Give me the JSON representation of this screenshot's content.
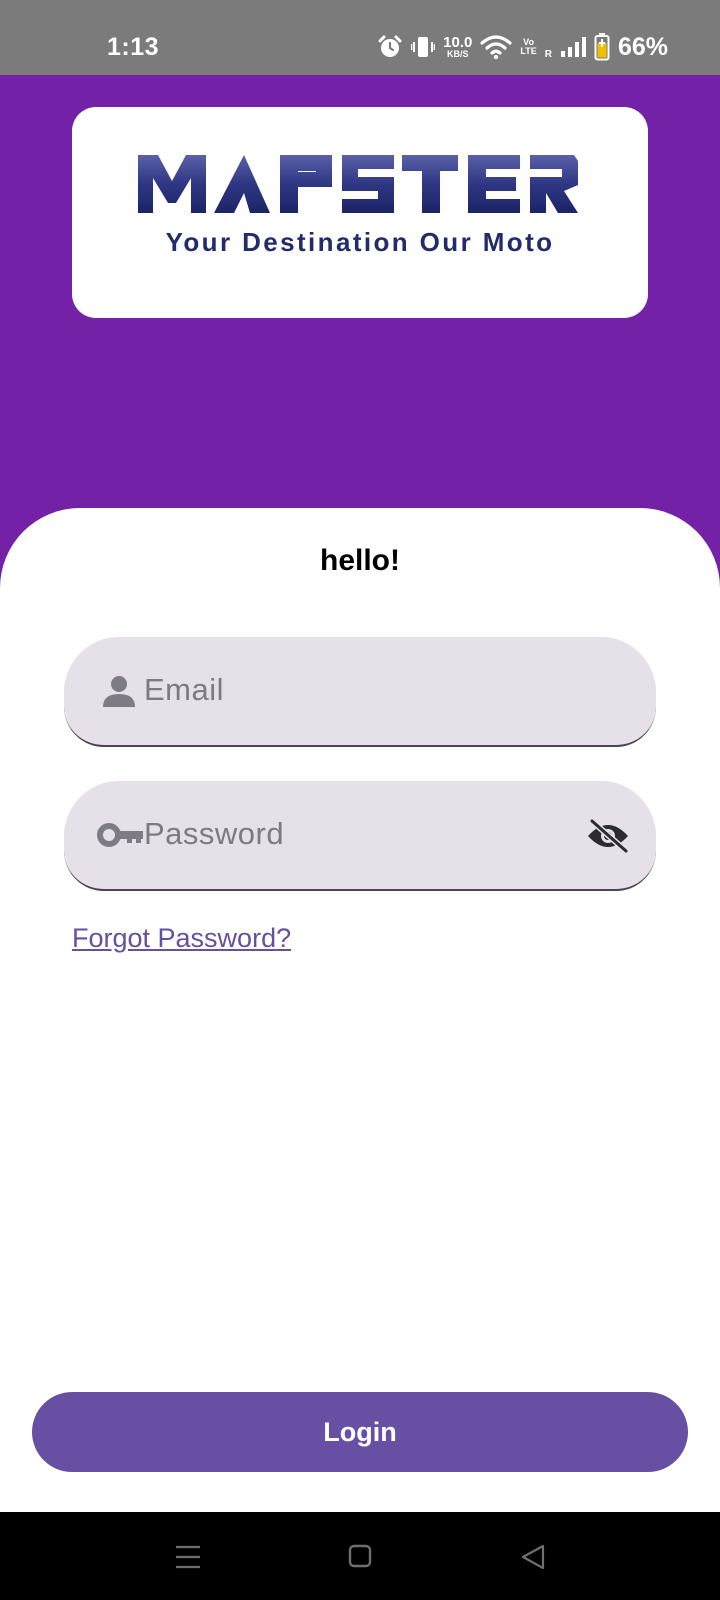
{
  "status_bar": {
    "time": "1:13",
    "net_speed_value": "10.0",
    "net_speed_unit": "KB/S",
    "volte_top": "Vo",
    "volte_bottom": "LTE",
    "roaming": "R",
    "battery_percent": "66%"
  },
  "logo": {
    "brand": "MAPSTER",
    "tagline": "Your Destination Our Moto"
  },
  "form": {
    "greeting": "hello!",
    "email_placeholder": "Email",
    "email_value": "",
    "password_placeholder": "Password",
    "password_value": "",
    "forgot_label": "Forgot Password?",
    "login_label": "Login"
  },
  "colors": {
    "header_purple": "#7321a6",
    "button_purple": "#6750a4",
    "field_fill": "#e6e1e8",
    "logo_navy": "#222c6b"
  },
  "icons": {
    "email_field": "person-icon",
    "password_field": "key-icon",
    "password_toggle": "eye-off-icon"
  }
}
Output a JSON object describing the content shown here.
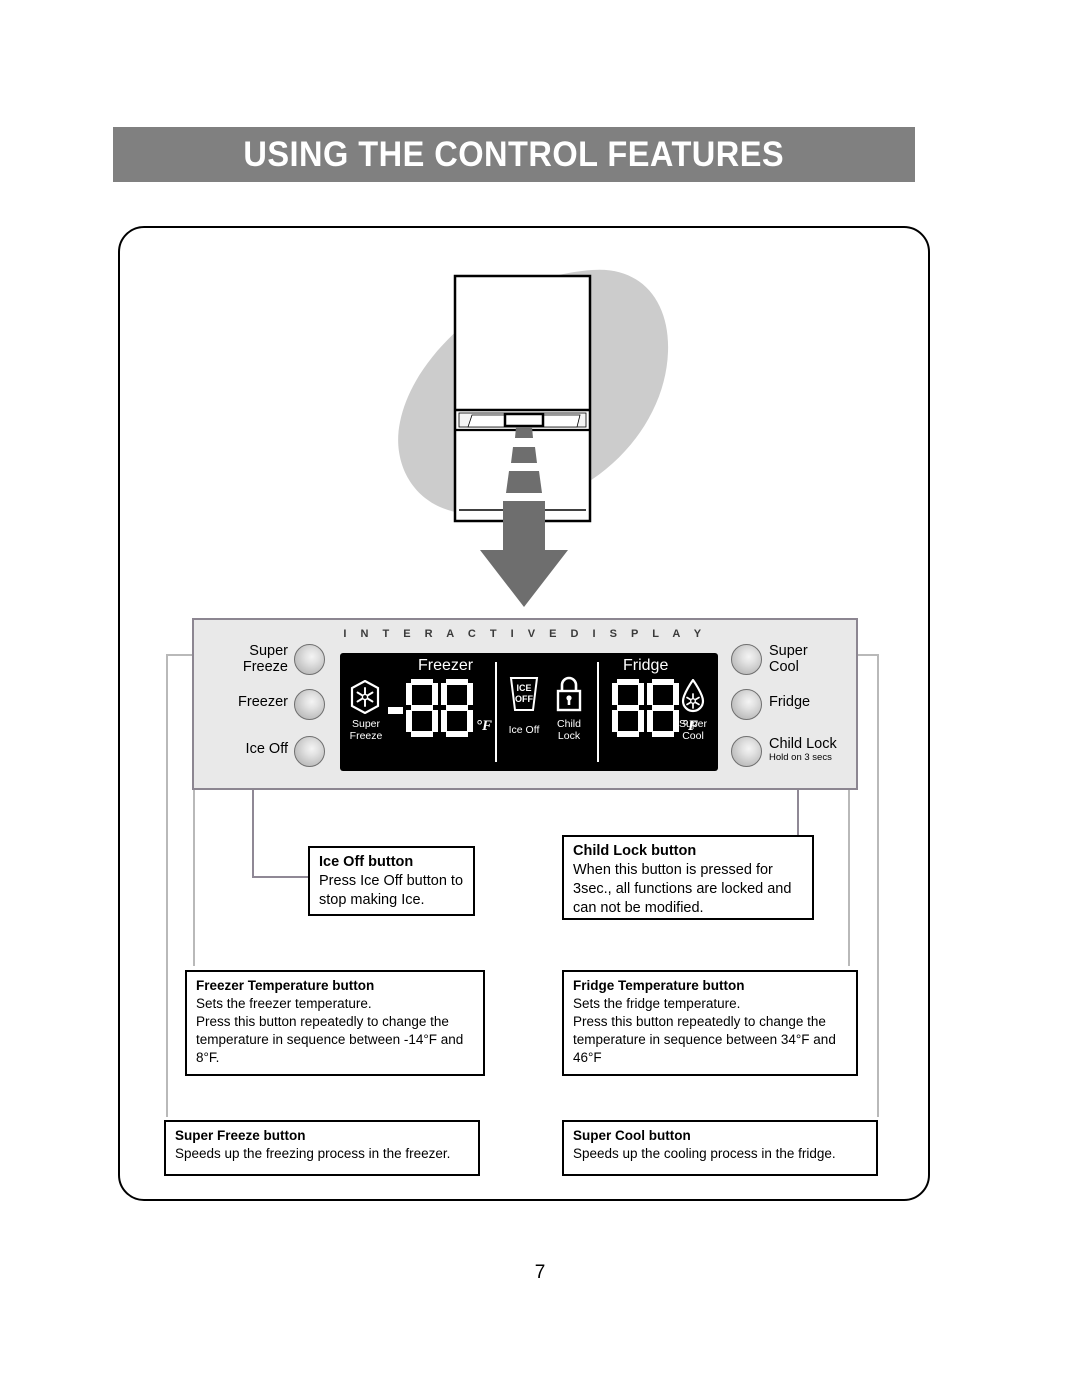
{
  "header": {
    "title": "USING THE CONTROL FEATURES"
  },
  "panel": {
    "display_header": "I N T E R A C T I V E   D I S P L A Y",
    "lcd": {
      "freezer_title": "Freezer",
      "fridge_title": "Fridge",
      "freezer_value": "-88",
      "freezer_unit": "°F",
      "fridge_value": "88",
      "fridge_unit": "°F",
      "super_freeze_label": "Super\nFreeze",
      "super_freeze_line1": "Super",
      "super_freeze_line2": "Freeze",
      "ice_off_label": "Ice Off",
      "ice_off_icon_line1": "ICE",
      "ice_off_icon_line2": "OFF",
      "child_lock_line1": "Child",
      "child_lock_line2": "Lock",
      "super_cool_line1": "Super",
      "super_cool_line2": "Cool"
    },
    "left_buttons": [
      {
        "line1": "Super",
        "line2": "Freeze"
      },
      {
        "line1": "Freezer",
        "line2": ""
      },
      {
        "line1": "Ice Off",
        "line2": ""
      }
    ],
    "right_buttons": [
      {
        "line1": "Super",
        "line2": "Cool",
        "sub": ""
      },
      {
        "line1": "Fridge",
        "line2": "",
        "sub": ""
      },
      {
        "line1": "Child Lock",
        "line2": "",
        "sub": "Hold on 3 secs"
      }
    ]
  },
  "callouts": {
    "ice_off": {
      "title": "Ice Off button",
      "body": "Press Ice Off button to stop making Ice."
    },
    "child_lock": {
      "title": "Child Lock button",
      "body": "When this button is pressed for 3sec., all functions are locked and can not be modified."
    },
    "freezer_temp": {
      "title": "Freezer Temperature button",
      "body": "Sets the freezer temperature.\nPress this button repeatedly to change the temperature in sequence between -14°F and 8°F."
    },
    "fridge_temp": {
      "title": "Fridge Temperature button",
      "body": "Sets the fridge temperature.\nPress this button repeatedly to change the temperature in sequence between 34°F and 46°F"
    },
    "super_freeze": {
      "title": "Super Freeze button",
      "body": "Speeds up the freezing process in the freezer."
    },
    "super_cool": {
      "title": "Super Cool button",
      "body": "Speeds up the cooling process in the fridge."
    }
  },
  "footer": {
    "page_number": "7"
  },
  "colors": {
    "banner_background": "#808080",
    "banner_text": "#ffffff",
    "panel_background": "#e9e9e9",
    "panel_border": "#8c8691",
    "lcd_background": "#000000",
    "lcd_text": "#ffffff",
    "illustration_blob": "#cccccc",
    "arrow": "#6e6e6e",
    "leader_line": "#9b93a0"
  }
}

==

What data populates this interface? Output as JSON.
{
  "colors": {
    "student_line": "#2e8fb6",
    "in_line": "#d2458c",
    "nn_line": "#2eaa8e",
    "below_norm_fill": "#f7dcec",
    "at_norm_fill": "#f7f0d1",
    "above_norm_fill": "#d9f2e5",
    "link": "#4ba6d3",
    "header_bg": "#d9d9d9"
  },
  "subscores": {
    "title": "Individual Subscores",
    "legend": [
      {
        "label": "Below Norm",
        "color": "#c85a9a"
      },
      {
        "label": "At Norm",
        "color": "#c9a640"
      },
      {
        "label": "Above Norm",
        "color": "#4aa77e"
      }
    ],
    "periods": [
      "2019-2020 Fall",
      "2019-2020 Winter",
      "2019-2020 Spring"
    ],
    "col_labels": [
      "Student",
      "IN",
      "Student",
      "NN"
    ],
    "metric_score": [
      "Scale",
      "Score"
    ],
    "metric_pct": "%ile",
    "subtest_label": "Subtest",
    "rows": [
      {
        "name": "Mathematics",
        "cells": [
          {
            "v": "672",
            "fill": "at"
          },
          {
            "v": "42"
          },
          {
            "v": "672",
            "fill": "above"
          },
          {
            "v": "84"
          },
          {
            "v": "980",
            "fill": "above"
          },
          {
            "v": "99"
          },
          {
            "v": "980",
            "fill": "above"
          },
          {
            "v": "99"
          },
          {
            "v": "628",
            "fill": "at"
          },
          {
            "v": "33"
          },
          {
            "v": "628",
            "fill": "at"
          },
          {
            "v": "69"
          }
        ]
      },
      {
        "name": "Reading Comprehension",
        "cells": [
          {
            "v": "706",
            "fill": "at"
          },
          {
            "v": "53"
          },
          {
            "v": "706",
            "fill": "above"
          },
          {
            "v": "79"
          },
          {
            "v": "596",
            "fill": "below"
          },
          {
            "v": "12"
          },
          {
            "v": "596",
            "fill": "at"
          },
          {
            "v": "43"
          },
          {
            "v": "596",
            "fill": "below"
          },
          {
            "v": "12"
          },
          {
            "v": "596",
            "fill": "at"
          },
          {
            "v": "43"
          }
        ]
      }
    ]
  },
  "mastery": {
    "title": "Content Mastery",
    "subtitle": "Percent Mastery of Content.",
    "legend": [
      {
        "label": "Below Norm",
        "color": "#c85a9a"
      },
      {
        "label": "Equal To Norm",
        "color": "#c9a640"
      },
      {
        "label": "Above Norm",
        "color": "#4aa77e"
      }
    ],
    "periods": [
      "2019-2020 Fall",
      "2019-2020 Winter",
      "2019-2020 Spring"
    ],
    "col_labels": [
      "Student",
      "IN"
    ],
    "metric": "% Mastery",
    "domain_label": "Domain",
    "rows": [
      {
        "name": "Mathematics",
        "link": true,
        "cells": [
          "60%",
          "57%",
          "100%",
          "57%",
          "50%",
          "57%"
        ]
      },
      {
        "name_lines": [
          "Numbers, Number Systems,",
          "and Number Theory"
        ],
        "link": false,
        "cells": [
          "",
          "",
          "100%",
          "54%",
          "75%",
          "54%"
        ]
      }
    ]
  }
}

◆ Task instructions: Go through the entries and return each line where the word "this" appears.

◆ Task result:
Give me the JSON representation of this screenshot's content.
      "body": "When this button is pressed for 3sec., all functions are locked and can not be modified."
      "body": "Sets the freezer temperature.\nPress this button repeatedly to change the temperature in sequence between -14°F and 8°F."
      "body": "Sets the fridge temperature.\nPress this button repeatedly to change the temperature in sequence between 34°F and 46°F"
What data populates this interface? Output as JSON.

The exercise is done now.